Word for word, reproduce each of the entries.

App and web page records:
== Segment start ==

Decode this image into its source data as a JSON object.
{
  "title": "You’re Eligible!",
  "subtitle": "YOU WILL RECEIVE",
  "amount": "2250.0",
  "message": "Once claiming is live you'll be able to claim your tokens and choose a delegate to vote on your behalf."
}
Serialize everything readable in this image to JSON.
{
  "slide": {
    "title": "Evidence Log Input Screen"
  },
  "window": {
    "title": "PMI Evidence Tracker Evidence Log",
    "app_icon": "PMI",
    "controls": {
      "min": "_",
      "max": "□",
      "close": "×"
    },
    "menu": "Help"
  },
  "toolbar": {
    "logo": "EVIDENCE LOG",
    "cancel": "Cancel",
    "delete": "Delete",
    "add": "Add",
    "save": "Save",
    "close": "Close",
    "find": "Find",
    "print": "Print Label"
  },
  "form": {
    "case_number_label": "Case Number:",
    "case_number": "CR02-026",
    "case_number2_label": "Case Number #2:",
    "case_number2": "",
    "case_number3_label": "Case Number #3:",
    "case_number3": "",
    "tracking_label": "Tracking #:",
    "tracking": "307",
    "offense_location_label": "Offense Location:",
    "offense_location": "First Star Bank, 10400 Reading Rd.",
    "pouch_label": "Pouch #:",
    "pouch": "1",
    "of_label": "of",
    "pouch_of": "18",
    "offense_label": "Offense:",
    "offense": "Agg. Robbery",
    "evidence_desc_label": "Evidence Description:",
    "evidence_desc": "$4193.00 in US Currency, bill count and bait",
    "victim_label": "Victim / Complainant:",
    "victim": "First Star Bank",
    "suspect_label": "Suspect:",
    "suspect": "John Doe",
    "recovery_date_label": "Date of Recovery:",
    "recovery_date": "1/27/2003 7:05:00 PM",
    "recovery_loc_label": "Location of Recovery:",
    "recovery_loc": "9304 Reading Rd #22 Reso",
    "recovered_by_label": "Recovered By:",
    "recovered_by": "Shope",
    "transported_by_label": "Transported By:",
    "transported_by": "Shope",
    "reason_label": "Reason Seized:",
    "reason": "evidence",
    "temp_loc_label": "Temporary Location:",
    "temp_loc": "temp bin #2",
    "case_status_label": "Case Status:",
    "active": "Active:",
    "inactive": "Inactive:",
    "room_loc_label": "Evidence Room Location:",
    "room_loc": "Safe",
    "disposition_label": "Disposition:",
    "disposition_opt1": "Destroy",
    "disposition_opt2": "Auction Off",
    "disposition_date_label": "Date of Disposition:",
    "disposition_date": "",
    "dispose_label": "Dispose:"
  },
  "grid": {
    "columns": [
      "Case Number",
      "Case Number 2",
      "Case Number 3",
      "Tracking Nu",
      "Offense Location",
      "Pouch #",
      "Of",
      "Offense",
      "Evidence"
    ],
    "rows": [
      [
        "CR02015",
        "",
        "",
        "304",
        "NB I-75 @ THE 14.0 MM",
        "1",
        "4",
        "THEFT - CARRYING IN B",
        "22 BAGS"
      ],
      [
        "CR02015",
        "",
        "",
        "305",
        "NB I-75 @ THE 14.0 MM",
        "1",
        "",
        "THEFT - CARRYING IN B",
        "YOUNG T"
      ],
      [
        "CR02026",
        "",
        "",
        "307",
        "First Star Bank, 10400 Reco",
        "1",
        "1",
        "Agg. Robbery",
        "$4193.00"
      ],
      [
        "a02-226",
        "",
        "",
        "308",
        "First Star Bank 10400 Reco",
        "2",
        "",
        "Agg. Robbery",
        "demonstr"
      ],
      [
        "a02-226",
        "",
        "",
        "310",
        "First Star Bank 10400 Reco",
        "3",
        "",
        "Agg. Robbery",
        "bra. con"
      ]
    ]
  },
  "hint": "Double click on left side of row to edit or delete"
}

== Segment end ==

**Solution for this problem:**
Decode this image into its source data as a JSON object.
{
  "title": "You’re Eligible!",
  "subtitle": "YOU WILL RECEIVE",
  "amount": "2250.0",
  "message": "Once claiming is live you'll be able to claim your tokens and choose a delegate to vote on your behalf."
}
Serialize everything readable in this image to JSON.
{
  "slide": {
    "title": "Evidence Log Input Screen"
  },
  "window": {
    "title": "PMI Evidence Tracker Evidence Log",
    "app_icon": "PMI",
    "controls": {
      "min": "_",
      "max": "□",
      "close": "×"
    },
    "menu": "Help"
  },
  "toolbar": {
    "logo": "EVIDENCE LOG",
    "cancel": "Cancel",
    "delete": "Delete",
    "add": "Add",
    "save": "Save",
    "close": "Close",
    "find": "Find",
    "print": "Print Label"
  },
  "form": {
    "case_number_label": "Case Number:",
    "case_number": "CR02-026",
    "case_number2_label": "Case Number #2:",
    "case_number2": "",
    "case_number3_label": "Case Number #3:",
    "case_number3": "",
    "tracking_label": "Tracking #:",
    "tracking": "307",
    "offense_location_label": "Offense Location:",
    "offense_location": "First Star Bank, 10400 Reading Rd.",
    "pouch_label": "Pouch #:",
    "pouch": "1",
    "of_label": "of",
    "pouch_of": "18",
    "offense_label": "Offense:",
    "offense": "Agg. Robbery",
    "evidence_desc_label": "Evidence Description:",
    "evidence_desc": "$4193.00 in US Currency, bill count and bait",
    "victim_label": "Victim / Complainant:",
    "victim": "First Star Bank",
    "suspect_label": "Suspect:",
    "suspect": "John Doe",
    "recovery_date_label": "Date of Recovery:",
    "recovery_date": "1/27/2003 7:05:00 PM",
    "recovery_loc_label": "Location of Recovery:",
    "recovery_loc": "9304 Reading Rd #22 Reso",
    "recovered_by_label": "Recovered By:",
    "recovered_by": "Shope",
    "transported_by_label": "Transported By:",
    "transported_by": "Shope",
    "reason_label": "Reason Seized:",
    "reason": "evidence",
    "temp_loc_label": "Temporary Location:",
    "temp_loc": "temp bin #2",
    "case_status_label": "Case Status:",
    "active": "Active:",
    "inactive": "Inactive:",
    "room_loc_label": "Evidence Room Location:",
    "room_loc": "Safe",
    "disposition_label": "Disposition:",
    "disposition_opt1": "Destroy",
    "disposition_opt2": "Auction Off",
    "disposition_date_label": "Date of Disposition:",
    "disposition_date": "",
    "dispose_label": "Dispose:"
  },
  "grid": {
    "columns": [
      "Case Number",
      "Case Number 2",
      "Case Number 3",
      "Tracking Nu",
      "Offense Location",
      "Pouch #",
      "Of",
      "Offense",
      "Evidence"
    ],
    "rows": [
      [
        "CR02015",
        "",
        "",
        "304",
        "NB I-75 @ THE 14.0 MM",
        "1",
        "4",
        "THEFT - CARRYING IN B",
        "22 BAGS"
      ],
      [
        "CR02015",
        "",
        "",
        "305",
        "NB I-75 @ THE 14.0 MM",
        "1",
        "",
        "THEFT - CARRYING IN B",
        "YOUNG T"
      ],
      [
        "CR02026",
        "",
        "",
        "307",
        "First Star Bank, 10400 Reco",
        "1",
        "1",
        "Agg. Robbery",
        "$4193.00"
      ],
      [
        "a02-226",
        "",
        "",
        "308",
        "First Star Bank 10400 Reco",
        "2",
        "",
        "Agg. Robbery",
        "demonstr"
      ],
      [
        "a02-226",
        "",
        "",
        "310",
        "First Star Bank 10400 Reco",
        "3",
        "",
        "Agg. Robbery",
        "bra. con"
      ]
    ]
  },
  "hint": "Double click on left side of row to edit or delete"
}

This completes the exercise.